[Component data from apps and pages]

§ §

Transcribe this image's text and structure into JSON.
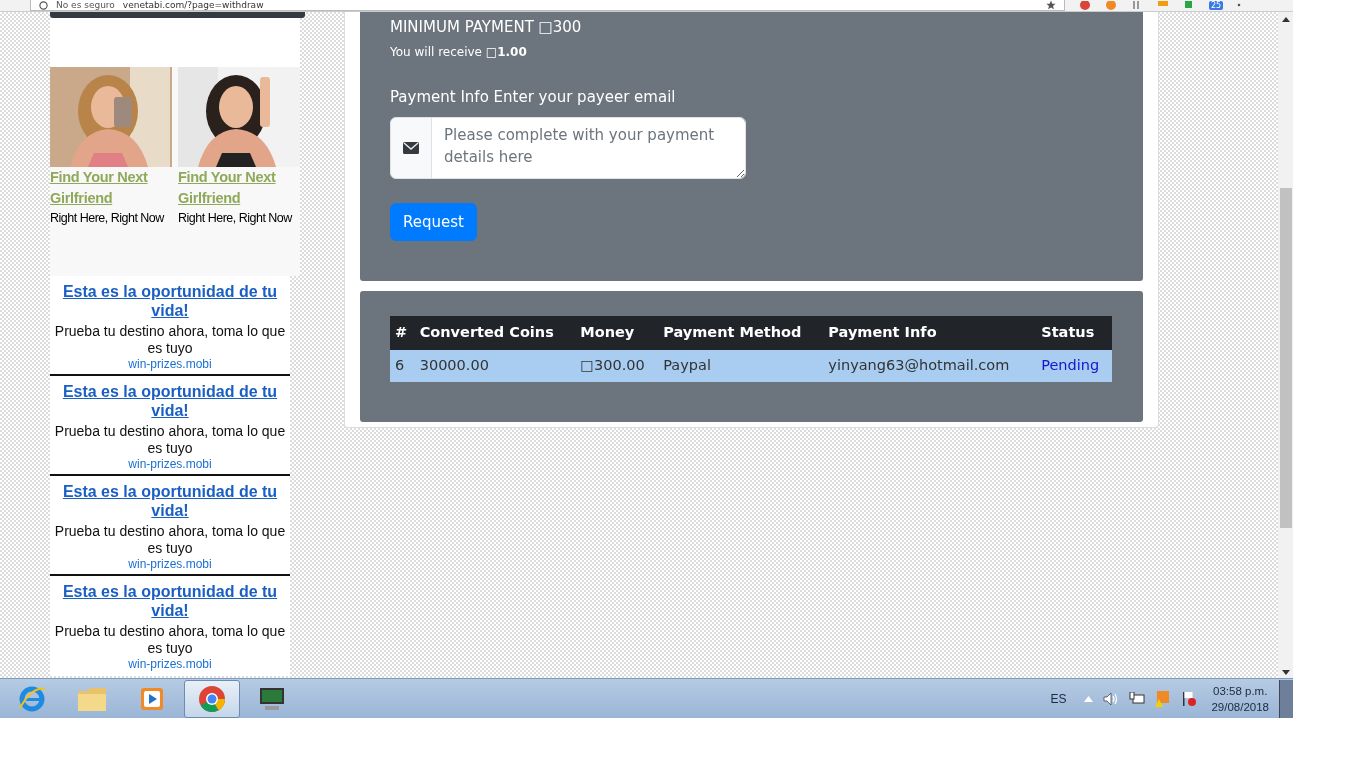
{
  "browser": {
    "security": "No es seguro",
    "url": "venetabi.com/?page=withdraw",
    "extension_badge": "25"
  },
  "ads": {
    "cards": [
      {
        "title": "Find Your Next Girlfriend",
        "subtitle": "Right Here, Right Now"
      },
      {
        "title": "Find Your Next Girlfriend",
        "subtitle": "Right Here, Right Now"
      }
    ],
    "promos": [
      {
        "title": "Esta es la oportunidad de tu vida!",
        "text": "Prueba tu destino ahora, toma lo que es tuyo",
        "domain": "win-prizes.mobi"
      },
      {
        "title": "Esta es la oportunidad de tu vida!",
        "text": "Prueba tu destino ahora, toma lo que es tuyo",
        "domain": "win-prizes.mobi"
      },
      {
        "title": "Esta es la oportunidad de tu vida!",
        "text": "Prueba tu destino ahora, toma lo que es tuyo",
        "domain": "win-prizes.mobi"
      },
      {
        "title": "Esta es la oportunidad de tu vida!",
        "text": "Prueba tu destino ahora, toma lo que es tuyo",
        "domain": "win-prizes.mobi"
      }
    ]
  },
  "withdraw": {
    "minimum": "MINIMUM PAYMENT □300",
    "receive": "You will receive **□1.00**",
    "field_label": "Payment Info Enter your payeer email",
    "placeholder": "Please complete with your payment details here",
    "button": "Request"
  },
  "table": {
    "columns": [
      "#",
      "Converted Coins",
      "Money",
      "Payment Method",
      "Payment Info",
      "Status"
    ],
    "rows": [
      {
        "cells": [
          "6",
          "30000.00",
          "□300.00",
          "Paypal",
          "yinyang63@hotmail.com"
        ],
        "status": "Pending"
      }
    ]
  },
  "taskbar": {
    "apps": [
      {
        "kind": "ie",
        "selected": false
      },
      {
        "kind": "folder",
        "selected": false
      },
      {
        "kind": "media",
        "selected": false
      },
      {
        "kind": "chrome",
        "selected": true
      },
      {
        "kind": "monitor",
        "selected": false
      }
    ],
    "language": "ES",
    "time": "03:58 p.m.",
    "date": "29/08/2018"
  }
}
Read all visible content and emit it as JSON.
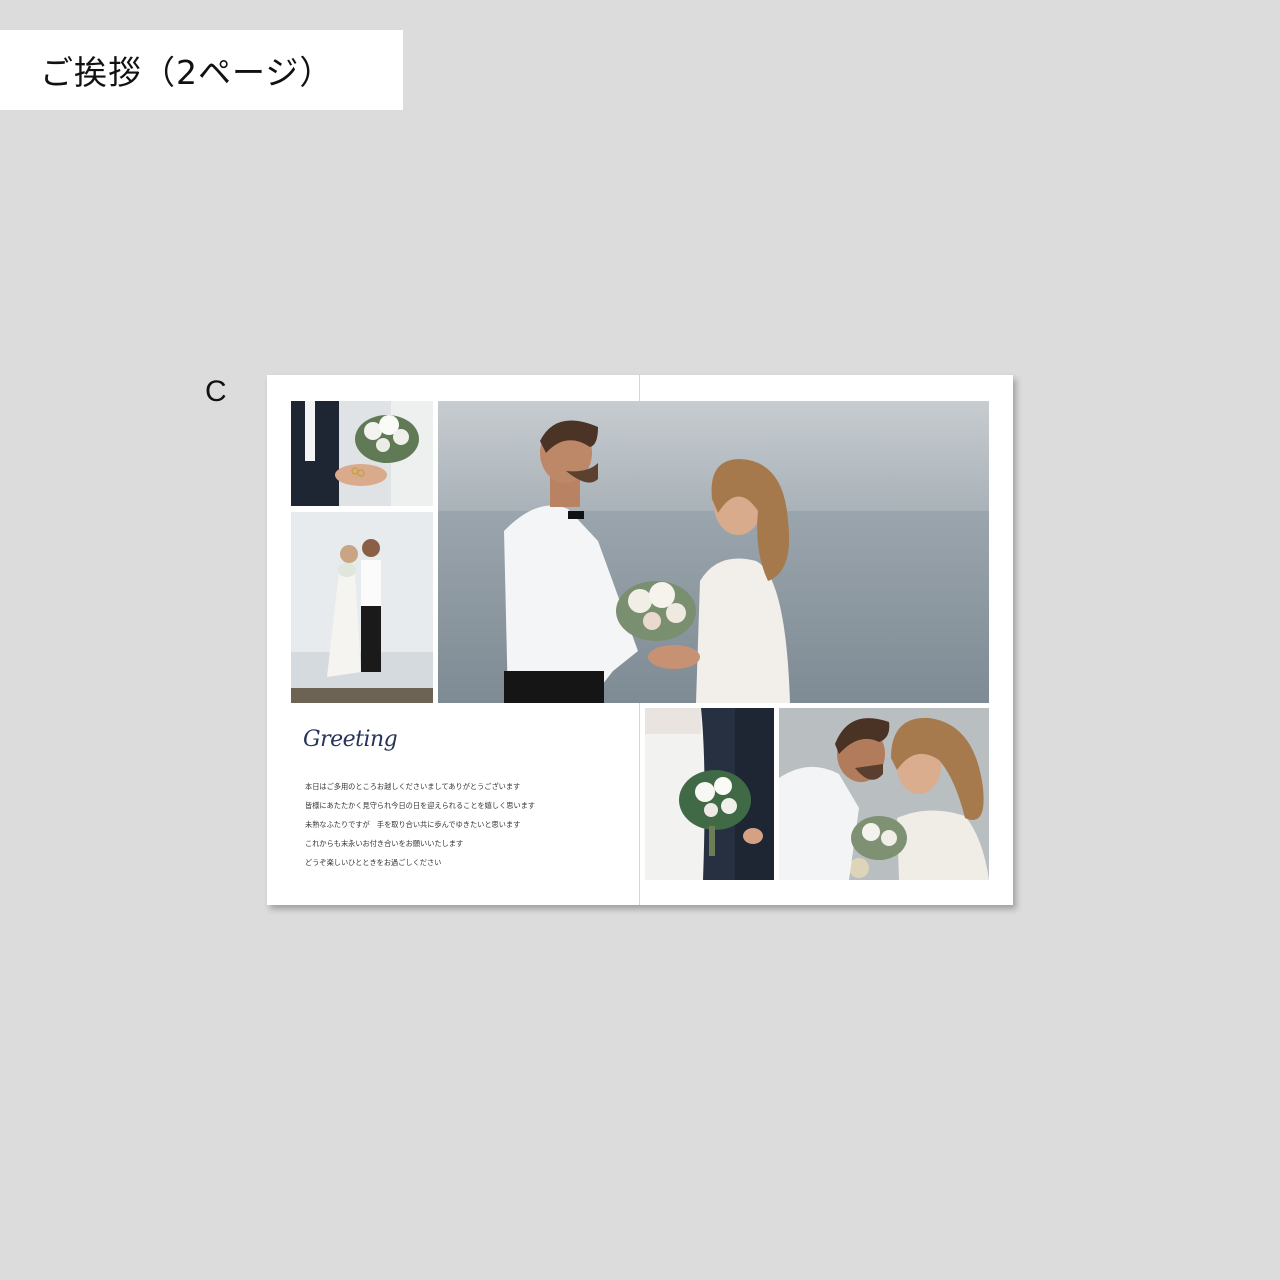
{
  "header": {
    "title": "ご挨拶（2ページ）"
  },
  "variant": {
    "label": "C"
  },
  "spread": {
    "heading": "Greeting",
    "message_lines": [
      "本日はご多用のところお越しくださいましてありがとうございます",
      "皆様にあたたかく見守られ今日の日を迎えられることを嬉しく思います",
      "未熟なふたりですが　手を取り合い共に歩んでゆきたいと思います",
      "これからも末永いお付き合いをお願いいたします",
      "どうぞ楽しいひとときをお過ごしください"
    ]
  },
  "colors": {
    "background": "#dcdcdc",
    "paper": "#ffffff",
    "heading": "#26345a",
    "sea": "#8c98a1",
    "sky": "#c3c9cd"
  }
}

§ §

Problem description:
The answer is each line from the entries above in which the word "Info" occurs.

Task output:
    "field_label": "Payment Info Enter your payeer email",
      "Payment Info",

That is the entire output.